Apple adds an implementation twist to its memory that might slip by most observers, but which represents a radical change for the better in workstation and power desktop system design. Instead of fixing FBDIMM sockets to the motherboard, as is the norm, Apple placed the memory sockets and supporting circuitry on removable riser cards, minicomputer-style. Like the hard drive trays, the memory risers are held in place with friction and extremely easy to install and remove. There’s no more laying your computer on the floor to mash skinny DIMMs into stiff sockets on a fragile motherboard.
The only disadvantage to easily removable disks, memory and expansion cards is that even though they are not hot-pluggable, meaning they cannot be removed from a powered-up system without the likelihood of damage, they will pull out while the machine is running. The drives have an interlock with the side panel lift lever; you have to raise it to a higher position to pull any of the drives, reducing the likelihood of accidental removal, but you can raise the lever that while the machine is on. There is one of those situations where Apple should relax its policy against LEDs. There's no tip-off from inside the Mac that it’s powered up. There isn’t a single LED on the motherboard, the fans are not readily visible and the machine runs virtually silent. Further, in sleep, the machine seems to be powered down, but pulling memory while it's in this state is just as dangerous as if Mac Pro were in active use. Just get in the habit of pulling the power cord before you open the case.
If you're feeling frisky, get in there with a scope and a soldering iron and poke around for a place from which to tap 5V or 3.3V. It'll be good practice for you if you're the type who plans to follow instructions on the 'net for overclocking this puppy. Apple scowled at me when I asked if Mac Pro's CPUs are field-upgradable. The official word: "I don't think it's possible, but if it is, we won't support that." Given that the CPUs and heat sinks are on risers, too, field performance upgrades and botched attempts at same will be real issues after Mac Pro gets traction in the gaming market, in which area I believe Mac Pro is a strong contender. Apple gets a much bigger installed base, but also a subculture of people who figure out ways to avoid buying Apple's next model. You have to take the bitter with the better, and for my money, it's better to stay wide open. At least sites with the hardware hacks will sell Mac Pros to people who want to try the hacks out themselves.
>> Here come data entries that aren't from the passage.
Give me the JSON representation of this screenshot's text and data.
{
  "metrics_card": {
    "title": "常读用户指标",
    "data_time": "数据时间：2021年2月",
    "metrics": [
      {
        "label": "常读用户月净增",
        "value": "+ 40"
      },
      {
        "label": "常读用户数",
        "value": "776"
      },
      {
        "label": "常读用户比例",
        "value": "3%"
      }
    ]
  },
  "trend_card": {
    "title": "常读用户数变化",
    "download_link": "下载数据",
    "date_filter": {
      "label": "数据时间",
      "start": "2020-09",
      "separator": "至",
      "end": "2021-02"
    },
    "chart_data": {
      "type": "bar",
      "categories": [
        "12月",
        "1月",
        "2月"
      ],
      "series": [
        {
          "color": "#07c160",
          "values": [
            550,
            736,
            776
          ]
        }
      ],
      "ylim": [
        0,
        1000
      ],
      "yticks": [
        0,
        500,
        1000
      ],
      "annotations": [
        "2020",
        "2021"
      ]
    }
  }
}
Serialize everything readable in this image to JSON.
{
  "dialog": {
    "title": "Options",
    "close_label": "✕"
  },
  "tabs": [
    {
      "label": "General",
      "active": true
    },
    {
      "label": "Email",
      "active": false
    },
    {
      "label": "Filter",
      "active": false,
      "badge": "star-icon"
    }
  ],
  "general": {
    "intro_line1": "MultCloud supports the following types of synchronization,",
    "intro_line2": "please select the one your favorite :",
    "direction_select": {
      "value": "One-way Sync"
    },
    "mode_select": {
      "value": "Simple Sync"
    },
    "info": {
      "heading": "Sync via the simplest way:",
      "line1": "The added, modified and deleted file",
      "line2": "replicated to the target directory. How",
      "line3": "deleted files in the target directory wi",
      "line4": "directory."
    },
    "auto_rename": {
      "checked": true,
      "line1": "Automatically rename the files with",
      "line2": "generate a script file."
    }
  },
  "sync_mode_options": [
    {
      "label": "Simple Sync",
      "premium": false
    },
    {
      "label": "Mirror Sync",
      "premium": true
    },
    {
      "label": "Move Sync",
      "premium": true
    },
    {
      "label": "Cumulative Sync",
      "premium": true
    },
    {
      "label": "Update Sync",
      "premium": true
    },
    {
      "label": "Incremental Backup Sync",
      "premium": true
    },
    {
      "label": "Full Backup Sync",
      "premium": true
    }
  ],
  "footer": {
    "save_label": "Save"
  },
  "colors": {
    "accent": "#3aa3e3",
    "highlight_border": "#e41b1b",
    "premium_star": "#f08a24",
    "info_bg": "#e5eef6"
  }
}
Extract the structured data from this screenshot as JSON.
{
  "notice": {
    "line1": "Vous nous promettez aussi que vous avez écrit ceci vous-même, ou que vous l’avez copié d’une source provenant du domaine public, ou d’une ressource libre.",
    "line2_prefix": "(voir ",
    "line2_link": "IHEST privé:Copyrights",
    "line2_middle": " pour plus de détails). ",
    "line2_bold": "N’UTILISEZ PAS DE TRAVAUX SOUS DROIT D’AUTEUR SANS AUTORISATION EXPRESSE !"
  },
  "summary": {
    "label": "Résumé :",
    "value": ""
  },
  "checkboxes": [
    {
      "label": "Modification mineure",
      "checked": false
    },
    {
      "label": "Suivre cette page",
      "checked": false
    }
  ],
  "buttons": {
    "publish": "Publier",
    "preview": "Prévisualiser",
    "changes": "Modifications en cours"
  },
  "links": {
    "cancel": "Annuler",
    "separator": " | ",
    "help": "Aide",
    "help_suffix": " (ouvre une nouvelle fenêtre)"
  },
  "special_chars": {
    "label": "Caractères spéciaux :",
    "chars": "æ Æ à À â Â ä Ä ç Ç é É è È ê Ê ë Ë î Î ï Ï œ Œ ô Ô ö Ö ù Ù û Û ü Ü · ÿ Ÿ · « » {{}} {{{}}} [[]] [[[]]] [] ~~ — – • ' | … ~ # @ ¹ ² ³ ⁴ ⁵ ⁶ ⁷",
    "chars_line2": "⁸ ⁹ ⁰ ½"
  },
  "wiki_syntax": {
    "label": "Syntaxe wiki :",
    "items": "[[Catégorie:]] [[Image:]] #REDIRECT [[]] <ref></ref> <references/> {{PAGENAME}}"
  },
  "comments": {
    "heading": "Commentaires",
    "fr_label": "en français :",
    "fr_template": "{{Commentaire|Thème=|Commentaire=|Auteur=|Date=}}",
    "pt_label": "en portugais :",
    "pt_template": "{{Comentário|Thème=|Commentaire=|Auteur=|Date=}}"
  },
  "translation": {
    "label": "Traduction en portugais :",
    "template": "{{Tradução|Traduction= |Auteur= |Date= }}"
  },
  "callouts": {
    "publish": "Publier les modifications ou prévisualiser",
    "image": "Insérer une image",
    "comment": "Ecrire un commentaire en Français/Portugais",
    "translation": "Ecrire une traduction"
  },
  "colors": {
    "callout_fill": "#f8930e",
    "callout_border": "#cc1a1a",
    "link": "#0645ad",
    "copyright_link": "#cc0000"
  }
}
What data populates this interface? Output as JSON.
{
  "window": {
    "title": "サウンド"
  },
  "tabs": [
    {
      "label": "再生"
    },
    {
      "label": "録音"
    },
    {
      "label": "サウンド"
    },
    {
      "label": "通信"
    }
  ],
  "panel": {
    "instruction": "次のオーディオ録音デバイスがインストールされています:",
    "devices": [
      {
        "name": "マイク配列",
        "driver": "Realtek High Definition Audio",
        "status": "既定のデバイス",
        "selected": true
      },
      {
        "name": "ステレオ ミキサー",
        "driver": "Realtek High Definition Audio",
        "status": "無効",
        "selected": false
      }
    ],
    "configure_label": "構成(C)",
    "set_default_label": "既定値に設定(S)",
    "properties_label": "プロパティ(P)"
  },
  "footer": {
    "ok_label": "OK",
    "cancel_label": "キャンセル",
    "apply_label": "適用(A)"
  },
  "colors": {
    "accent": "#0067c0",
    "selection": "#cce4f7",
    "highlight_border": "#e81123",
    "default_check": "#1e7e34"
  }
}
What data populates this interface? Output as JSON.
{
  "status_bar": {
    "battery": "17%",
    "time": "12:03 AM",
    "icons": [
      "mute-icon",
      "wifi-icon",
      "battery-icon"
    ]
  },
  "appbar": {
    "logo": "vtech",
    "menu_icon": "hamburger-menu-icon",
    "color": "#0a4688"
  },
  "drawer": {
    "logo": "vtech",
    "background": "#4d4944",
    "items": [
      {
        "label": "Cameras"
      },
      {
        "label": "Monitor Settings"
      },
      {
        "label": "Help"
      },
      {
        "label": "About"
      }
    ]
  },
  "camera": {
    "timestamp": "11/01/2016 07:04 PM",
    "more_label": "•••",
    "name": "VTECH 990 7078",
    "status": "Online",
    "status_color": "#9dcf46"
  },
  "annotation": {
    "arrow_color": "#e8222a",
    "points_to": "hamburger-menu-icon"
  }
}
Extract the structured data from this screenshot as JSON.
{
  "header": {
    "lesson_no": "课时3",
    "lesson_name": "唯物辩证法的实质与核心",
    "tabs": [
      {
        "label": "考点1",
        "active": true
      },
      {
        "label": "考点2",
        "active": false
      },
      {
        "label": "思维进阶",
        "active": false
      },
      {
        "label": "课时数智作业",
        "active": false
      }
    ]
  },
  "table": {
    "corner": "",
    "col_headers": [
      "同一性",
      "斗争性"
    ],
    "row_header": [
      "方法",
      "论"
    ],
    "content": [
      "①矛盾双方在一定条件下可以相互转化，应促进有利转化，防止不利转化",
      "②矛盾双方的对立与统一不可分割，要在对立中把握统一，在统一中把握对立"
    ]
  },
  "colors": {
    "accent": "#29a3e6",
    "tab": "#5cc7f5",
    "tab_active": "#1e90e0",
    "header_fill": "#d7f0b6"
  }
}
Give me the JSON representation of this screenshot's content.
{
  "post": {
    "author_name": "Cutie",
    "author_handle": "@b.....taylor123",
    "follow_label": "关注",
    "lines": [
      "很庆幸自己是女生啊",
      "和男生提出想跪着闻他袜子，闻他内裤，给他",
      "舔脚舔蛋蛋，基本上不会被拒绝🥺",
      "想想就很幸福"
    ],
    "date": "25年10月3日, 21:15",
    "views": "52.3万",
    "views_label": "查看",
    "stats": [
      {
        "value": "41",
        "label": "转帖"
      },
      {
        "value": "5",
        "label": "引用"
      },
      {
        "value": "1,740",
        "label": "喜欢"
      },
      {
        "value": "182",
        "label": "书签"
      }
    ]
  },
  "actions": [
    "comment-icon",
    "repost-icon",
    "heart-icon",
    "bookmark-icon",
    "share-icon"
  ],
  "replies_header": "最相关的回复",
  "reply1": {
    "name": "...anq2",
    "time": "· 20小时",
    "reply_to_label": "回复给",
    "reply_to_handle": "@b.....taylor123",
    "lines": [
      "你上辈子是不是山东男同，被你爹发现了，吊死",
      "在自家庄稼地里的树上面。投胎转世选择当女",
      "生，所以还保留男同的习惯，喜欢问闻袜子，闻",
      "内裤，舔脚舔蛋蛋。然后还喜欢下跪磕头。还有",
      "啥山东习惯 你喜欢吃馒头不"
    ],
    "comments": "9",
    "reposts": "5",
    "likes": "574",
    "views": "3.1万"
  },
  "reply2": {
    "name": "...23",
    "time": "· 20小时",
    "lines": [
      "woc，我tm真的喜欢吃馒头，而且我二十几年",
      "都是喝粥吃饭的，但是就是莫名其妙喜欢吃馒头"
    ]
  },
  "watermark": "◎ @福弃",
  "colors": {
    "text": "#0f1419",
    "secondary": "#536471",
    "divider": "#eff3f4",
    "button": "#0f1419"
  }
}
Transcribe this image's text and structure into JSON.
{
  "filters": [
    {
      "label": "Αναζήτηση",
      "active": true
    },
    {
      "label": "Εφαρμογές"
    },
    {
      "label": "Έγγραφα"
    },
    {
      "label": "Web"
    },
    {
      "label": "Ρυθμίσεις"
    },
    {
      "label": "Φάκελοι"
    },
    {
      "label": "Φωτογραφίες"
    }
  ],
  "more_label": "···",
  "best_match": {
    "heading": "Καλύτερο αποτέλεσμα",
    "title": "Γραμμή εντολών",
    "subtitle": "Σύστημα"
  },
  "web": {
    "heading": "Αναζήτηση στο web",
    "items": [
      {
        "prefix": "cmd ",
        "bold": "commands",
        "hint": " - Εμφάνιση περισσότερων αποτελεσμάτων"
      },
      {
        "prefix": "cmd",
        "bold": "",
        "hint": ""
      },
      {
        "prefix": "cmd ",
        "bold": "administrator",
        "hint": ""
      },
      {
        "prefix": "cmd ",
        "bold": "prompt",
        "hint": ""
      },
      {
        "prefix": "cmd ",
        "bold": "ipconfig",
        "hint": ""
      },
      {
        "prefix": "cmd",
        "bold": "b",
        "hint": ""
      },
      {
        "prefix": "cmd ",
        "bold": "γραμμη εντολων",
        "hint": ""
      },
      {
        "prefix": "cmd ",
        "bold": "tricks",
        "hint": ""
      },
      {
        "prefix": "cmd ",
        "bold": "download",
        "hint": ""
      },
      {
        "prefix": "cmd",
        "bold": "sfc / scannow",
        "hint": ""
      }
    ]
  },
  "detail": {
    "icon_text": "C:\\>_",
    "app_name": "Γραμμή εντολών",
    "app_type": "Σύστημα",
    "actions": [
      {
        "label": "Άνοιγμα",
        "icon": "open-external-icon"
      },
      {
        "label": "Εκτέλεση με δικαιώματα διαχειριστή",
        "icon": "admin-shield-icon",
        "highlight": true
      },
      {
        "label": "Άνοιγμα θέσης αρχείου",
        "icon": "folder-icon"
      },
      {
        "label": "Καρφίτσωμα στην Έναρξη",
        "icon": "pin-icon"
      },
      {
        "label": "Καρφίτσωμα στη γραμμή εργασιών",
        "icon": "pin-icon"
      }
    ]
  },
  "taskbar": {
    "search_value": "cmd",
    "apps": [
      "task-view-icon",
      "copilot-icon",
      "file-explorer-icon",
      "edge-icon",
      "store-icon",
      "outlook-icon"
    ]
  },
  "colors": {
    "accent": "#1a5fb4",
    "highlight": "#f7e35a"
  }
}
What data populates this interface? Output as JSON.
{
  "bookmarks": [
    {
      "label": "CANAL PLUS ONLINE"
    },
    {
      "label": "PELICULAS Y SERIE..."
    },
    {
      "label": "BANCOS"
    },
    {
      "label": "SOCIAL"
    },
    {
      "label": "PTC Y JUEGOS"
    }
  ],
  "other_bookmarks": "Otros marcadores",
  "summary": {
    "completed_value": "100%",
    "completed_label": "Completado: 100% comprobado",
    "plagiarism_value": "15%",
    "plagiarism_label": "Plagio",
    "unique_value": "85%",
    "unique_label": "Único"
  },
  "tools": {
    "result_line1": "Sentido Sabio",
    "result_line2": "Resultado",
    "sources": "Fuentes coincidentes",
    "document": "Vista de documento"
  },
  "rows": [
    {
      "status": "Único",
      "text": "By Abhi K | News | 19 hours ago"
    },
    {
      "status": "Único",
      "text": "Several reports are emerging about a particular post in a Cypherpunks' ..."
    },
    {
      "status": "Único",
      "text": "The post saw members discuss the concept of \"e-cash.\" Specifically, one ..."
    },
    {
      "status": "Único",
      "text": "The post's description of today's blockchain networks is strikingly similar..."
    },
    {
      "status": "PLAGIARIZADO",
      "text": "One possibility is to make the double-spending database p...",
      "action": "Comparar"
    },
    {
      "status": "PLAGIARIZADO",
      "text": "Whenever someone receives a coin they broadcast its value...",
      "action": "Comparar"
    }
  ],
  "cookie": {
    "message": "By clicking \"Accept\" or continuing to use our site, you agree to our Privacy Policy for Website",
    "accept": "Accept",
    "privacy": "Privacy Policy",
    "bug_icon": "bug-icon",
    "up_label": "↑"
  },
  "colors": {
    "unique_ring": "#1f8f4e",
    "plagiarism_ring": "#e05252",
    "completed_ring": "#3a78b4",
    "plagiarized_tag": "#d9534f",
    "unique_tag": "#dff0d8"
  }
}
Apple’s memory and CPU risers make Mac Pro’s cooling much, much simpler and quieter. The memory risers are several inches apart for maximum airflow, and they share the straight line push-pull fan pair that cools the Xeon CPUs. The CPU modules, which are concealed under a plastic panel, are also mounted perpendicular to the motherboard and topped with generous aluminum heat sinks. The heat sinks do not have small, buzzy top-mounted fans.
Air flow is generated by three massive fans, two up front and one in the back. The front and back panels are, top to bottom, a honeycomb in which roughly half of the space is open to air flow. The full-height grilles wrap around a little at the the top allow iMac-style convection cooling when the system is not under load. As a point of interest, the front, top and back of Mac Pro are fashioned from a single piece of aluminum. It doesn't just look slick. It cuts vibration and airflow leakage.